Since its inception nearly 50 years ago, the semiconductor industry has utilized optical lithography to print ever-shrinking patterns on silicon wafers. For the last two decades, lithographers have predicted the demise of optical lithography because of its presumed inability to print features smaller than the wavelength of light, leading to development of so-called next generation lithography (NGL) technologies such as extreme ultraviolet (EUV), hard X-ray, E-beam direct write (EBDW) or maskless, E-beam projection lithography (EPL), ion beam projection lithography (IPL) and 157nm. Each were designed to displace optical lithography but required costly new infrastructures, including new source, resist and photomask technologies, and have not proven to be economically or technically viable.
Molecular Imprints understands the semiconductor industry’s drive to continue to produce ever-shrinking features on silicon (according to Moore’s Law, Figures One,Two) and has crafted its technology to leverage the existing optical lithography infrastructure. Jet and Flash™ Imprint Lithography (J-FIL™) technology utilizes readily available I-line sensitive photoresist and source technology. In addition, J-FIL masks and templates can be purchased from commercial mask makers, which use their existing photomask manufacturing lines to produce imprint masks and templates.

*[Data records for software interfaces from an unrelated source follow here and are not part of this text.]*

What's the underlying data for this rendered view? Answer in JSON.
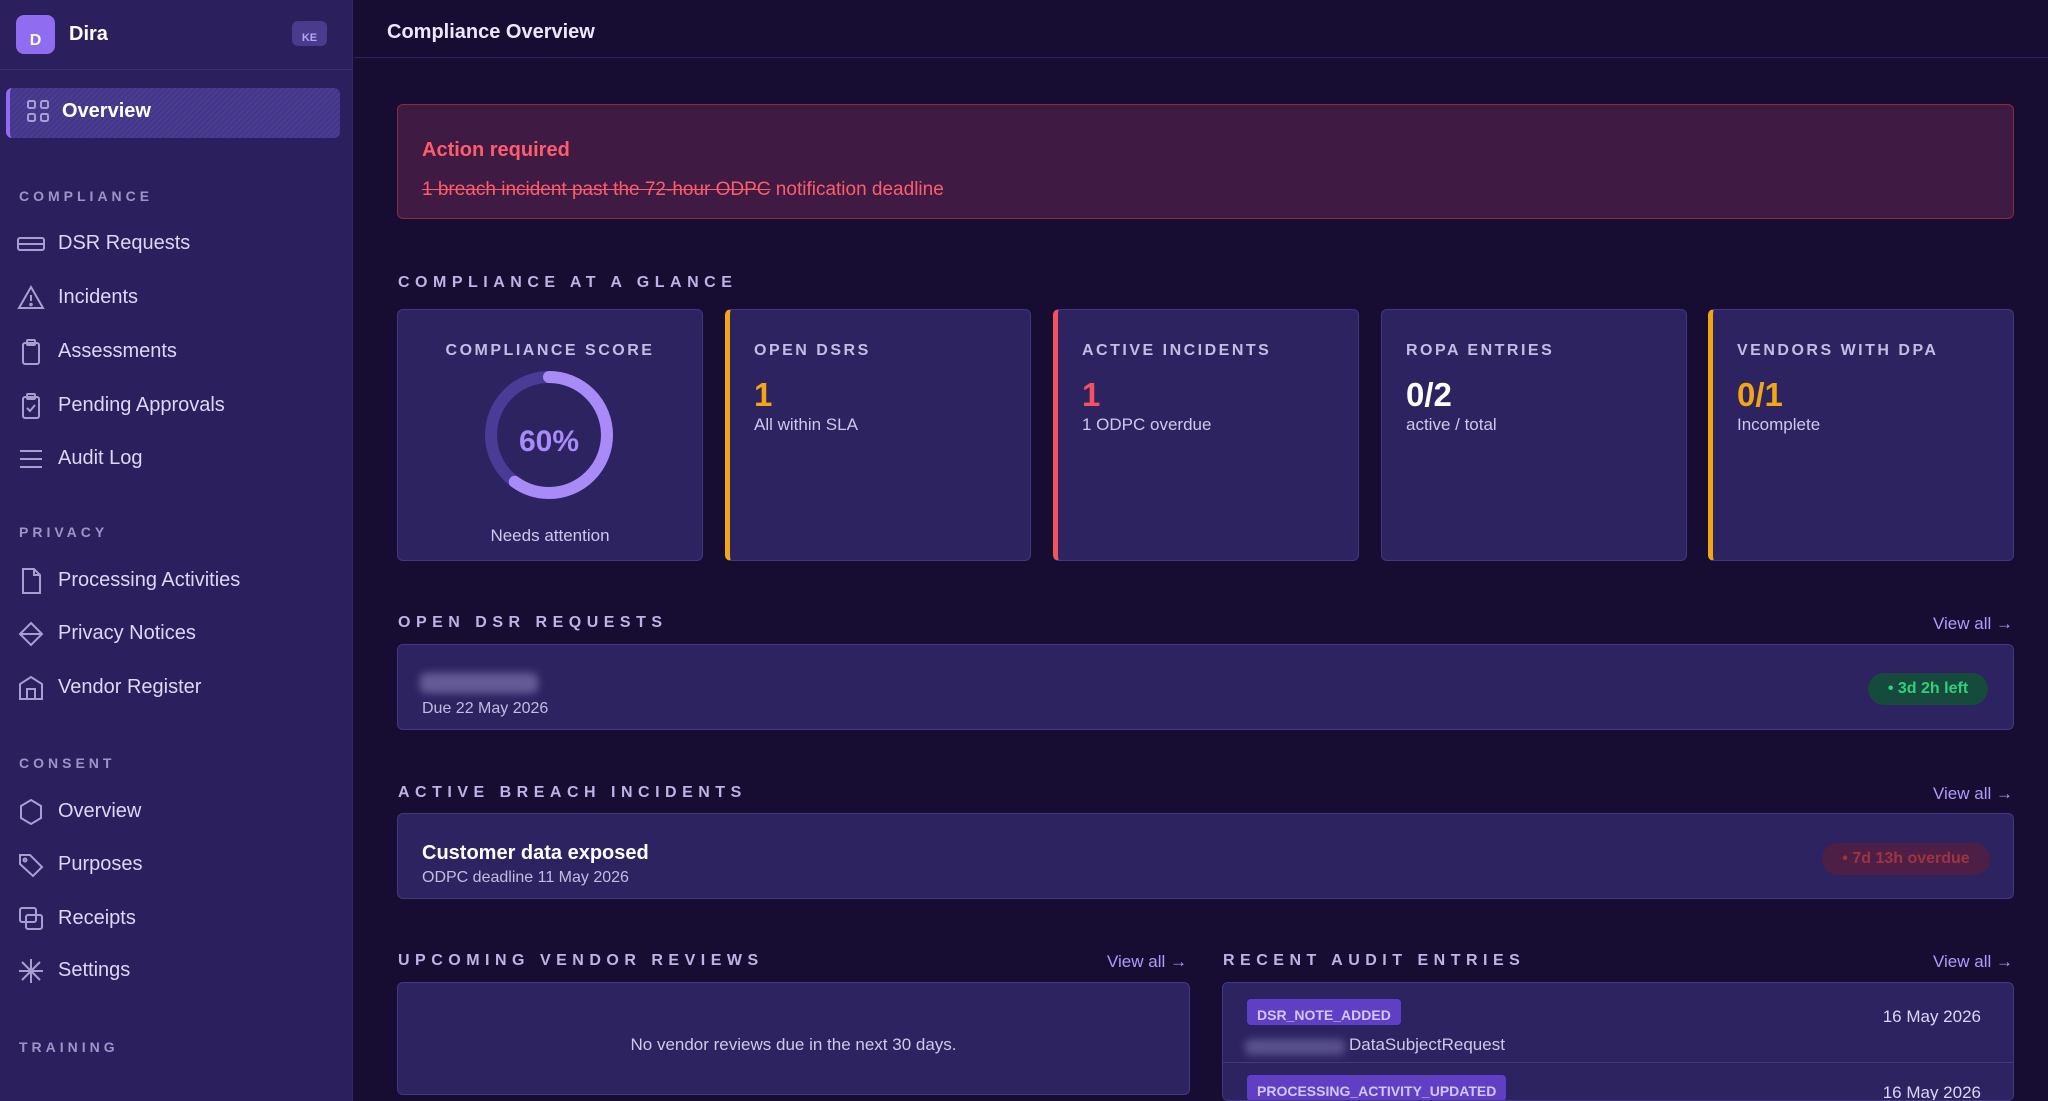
{
  "sidebar": {
    "brand_initial": "D",
    "brand_name": "Dira",
    "region_badge": "KE",
    "active_item": "Overview",
    "sections": {
      "compliance": "COMPLIANCE",
      "privacy": "PRIVACY",
      "consent": "CONSENT",
      "training": "TRAINING"
    },
    "compliance_items": [
      "DSR Requests",
      "Incidents",
      "Assessments",
      "Pending Approvals",
      "Audit Log"
    ],
    "privacy_items": [
      "Processing Activities",
      "Privacy Notices",
      "Vendor Register"
    ],
    "consent_items": [
      "Overview",
      "Purposes",
      "Receipts",
      "Settings"
    ]
  },
  "header": {
    "title": "Compliance Overview"
  },
  "alert": {
    "title": "Action required",
    "message_struck": "1 breach incident past the 72-hour ODPC",
    "message_rest": " notification deadline"
  },
  "glance": {
    "heading": "COMPLIANCE AT A GLANCE",
    "score": {
      "label": "COMPLIANCE SCORE",
      "value": "60%",
      "percent": 60,
      "status": "Needs attention"
    },
    "cards": [
      {
        "label": "OPEN DSRS",
        "value": "1",
        "sub": "All within SLA",
        "accent": "#f2a515"
      },
      {
        "label": "ACTIVE INCIDENTS",
        "value": "1",
        "sub": "1 ODPC overdue",
        "accent": "#f2535f"
      },
      {
        "label": "ROPA ENTRIES",
        "value": "0/2",
        "sub": "active / total",
        "accent": "#ffffff"
      },
      {
        "label": "VENDORS WITH DPA",
        "value": "0/1",
        "sub": "Incomplete",
        "accent": "#f2a515"
      }
    ]
  },
  "dsr": {
    "heading": "OPEN DSR REQUESTS",
    "view_all": "View all →",
    "item": {
      "due": "Due 22 May 2026",
      "badge": "• 3d 2h left"
    }
  },
  "breach": {
    "heading": "ACTIVE BREACH INCIDENTS",
    "view_all": "View all →",
    "item": {
      "title": "Customer data exposed",
      "sub": "ODPC deadline 11 May 2026",
      "badge": "• 7d 13h overdue"
    }
  },
  "vendor_reviews": {
    "heading": "UPCOMING VENDOR REVIEWS",
    "view_all": "View all →",
    "empty": "No vendor reviews due in the next 30 days."
  },
  "audit": {
    "heading": "RECENT AUDIT ENTRIES",
    "view_all": "View all →",
    "entries": [
      {
        "tag": "DSR_NOTE_ADDED",
        "entity": "DataSubjectRequest",
        "date": "16 May 2026"
      },
      {
        "tag": "PROCESSING_ACTIVITY_UPDATED",
        "entity": "",
        "date": "16 May 2026"
      }
    ]
  },
  "colors": {
    "accent": "#8f6cf0",
    "warning": "#f2a515",
    "danger": "#f2535f",
    "success": "#2ed27a"
  }
}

Molecular Imprints is cooperating with manufacturers of mask and template writing tools, repair and inspection tools, and mask blank materials producers to help insure the reliability of the imprint mask supply chain.

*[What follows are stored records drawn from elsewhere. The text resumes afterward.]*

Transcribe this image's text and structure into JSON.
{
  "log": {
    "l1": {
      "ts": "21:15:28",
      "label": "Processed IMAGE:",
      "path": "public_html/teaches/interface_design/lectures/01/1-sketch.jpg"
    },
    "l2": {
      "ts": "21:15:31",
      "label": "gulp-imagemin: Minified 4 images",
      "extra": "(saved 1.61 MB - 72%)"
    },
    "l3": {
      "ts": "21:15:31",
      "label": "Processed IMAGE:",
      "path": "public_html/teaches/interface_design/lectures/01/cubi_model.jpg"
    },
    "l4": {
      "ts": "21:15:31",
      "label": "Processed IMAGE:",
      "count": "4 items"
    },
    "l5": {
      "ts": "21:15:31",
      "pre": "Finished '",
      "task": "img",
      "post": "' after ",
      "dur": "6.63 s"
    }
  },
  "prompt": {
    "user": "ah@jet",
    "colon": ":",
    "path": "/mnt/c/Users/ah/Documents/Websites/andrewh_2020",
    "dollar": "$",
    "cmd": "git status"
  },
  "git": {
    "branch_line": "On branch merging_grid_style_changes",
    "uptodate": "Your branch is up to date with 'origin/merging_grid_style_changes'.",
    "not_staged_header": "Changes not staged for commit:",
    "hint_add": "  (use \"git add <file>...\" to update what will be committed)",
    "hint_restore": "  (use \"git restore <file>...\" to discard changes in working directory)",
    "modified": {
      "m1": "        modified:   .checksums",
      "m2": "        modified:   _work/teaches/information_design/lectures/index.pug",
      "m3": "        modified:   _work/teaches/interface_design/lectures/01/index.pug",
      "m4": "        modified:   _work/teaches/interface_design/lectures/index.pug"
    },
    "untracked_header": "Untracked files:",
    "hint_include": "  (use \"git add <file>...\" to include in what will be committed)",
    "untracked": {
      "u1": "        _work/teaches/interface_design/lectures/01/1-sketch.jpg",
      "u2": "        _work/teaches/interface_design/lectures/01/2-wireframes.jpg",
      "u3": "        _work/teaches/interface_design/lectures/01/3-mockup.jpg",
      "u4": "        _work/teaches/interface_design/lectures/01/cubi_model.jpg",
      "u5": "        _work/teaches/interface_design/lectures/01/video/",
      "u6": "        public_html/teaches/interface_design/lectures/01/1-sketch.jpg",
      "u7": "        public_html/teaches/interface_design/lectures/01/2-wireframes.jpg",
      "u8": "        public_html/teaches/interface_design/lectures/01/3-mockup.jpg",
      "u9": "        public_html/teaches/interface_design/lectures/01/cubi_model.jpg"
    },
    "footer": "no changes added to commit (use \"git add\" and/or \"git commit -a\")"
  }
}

Molecular Imprints' Core Technology
Jet and Flash™ Imprint Lithography (J-FIL™) uses low viscosity UV imprints fluids...
Molecular Imprints in the News

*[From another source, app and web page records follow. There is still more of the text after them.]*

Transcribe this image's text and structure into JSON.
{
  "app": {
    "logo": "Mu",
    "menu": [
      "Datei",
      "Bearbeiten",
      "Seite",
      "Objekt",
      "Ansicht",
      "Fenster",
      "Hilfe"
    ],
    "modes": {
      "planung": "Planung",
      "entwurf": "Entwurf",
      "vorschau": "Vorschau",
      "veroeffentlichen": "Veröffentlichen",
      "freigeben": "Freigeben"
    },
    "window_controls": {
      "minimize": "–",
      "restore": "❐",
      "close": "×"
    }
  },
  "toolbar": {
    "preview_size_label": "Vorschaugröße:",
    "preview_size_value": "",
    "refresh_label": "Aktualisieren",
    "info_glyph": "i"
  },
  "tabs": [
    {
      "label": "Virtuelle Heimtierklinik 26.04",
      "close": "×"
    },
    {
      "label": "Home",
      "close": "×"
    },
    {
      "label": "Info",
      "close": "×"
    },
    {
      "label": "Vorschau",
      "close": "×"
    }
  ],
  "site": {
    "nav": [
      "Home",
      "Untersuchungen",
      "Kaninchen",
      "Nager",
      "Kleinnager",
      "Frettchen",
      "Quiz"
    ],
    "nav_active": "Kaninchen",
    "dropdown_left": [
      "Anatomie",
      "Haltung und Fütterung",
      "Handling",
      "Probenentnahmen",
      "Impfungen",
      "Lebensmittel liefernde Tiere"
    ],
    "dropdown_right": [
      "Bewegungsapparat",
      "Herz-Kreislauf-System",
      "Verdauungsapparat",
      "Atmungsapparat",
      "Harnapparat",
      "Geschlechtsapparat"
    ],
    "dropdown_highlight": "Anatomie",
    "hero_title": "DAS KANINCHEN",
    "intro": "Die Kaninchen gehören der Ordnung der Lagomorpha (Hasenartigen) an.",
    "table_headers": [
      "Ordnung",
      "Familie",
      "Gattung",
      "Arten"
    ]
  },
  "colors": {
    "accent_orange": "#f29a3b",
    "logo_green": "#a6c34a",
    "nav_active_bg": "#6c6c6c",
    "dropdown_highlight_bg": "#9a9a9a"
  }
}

MII launches Semiconductor Industry into the 450mm era with the Imprio 450 lithography system